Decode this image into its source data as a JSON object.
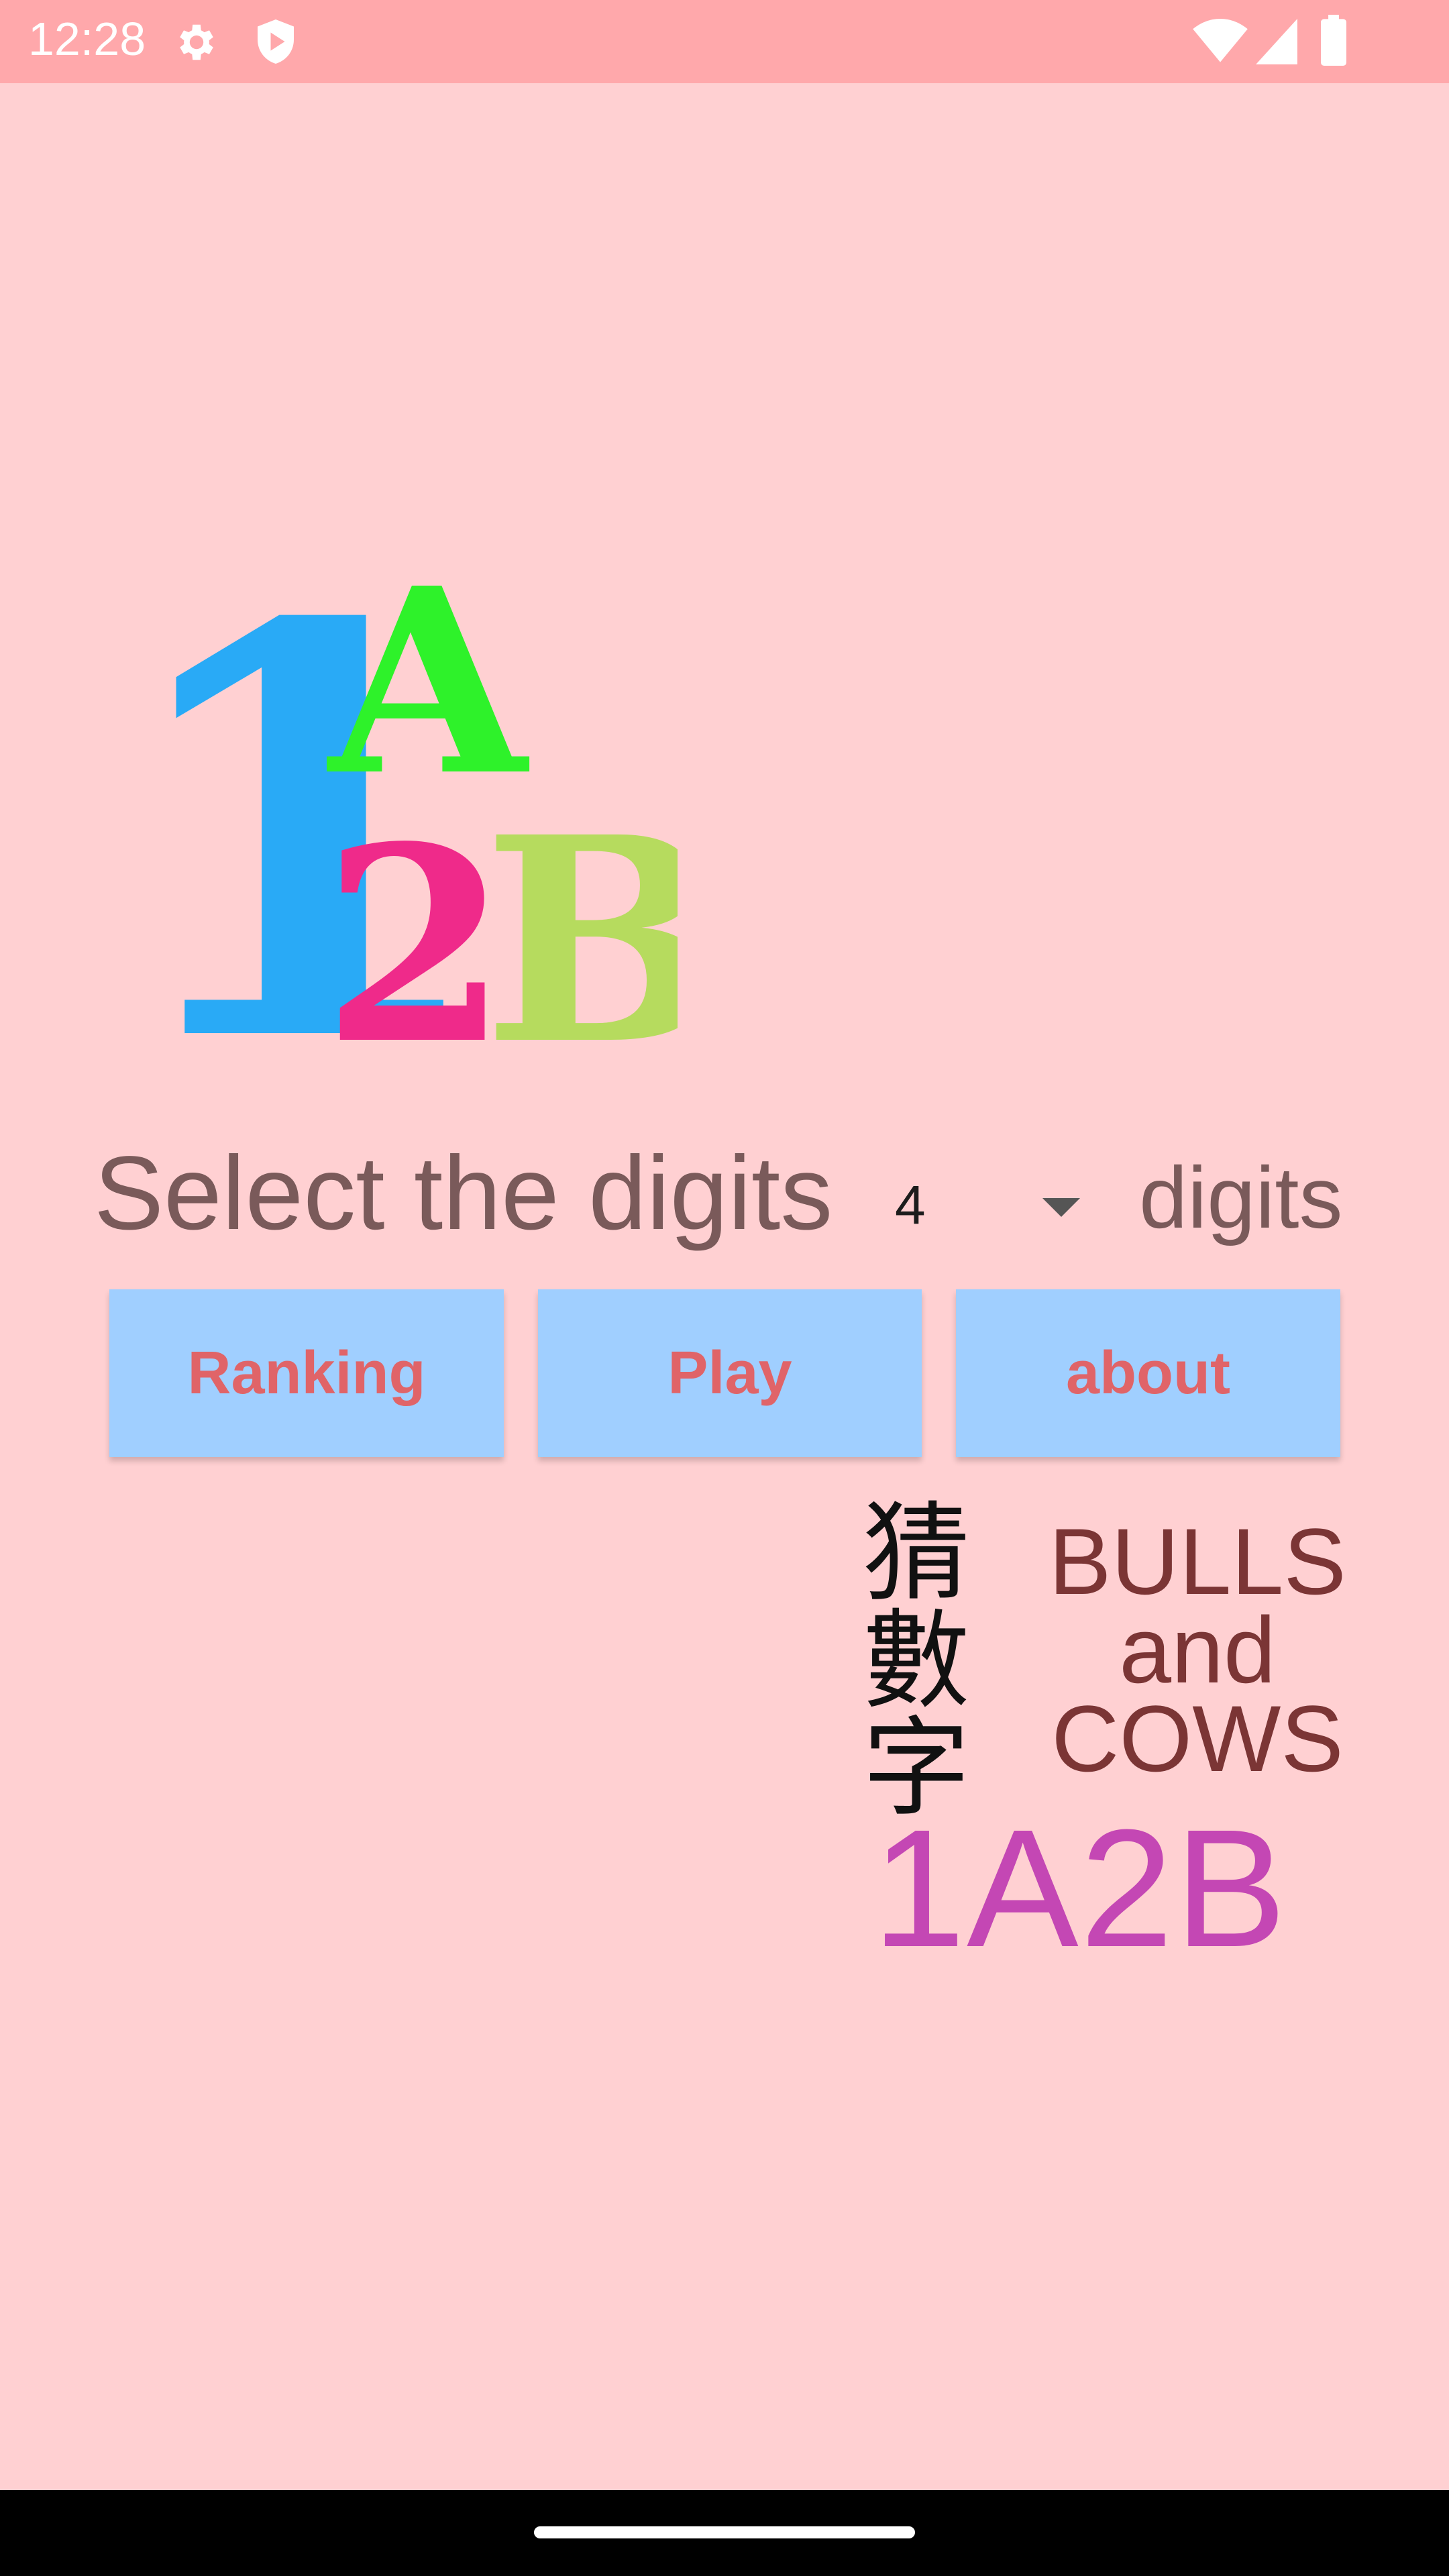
{
  "status_bar": {
    "time": "12:28",
    "icons": [
      "settings-icon",
      "shield-play-icon",
      "wifi-icon",
      "signal-icon",
      "battery-icon"
    ]
  },
  "logo": {
    "glyphs": [
      "1",
      "A",
      "2",
      "B"
    ],
    "colors": {
      "one": "#29aaf6",
      "a": "#2ef22a",
      "two": "#ef2a8a",
      "b": "#b6db5e"
    }
  },
  "digits_selector": {
    "label": "Select the digits",
    "value": "4",
    "suffix": "digits"
  },
  "buttons": {
    "ranking": "Ranking",
    "play": "Play",
    "about": "about"
  },
  "title_block": {
    "cjk": [
      "猜",
      "數",
      "字"
    ],
    "english": [
      "BULLS",
      "and",
      "COWS"
    ],
    "brand": "1A2B"
  },
  "colors": {
    "background": "#ffd0d2",
    "status_bar": "#ffa8ab",
    "button": "#a0cfff",
    "button_text": "#e06468",
    "brand": "#c447b4"
  }
}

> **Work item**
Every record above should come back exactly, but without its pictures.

> **Written response**
Decode this image into its source data as a JSON object.
{
  "status_bar": {
    "time": "12:28",
    "icons": [
      "settings-icon",
      "shield-play-icon",
      "wifi-icon",
      "signal-icon",
      "battery-icon"
    ]
  },
  "logo": {
    "glyphs": [
      "1",
      "A",
      "2",
      "B"
    ],
    "colors": {
      "one": "#29aaf6",
      "a": "#2ef22a",
      "two": "#ef2a8a",
      "b": "#b6db5e"
    }
  },
  "digits_selector": {
    "label": "Select the digits",
    "value": "4",
    "suffix": "digits"
  },
  "buttons": {
    "ranking": "Ranking",
    "play": "Play",
    "about": "about"
  },
  "title_block": {
    "cjk": [
      "猜",
      "數",
      "字"
    ],
    "english": [
      "BULLS",
      "and",
      "COWS"
    ],
    "brand": "1A2B"
  },
  "colors": {
    "background": "#ffd0d2",
    "status_bar": "#ffa8ab",
    "button": "#a0cfff",
    "button_text": "#e06468",
    "brand": "#c447b4"
  }
}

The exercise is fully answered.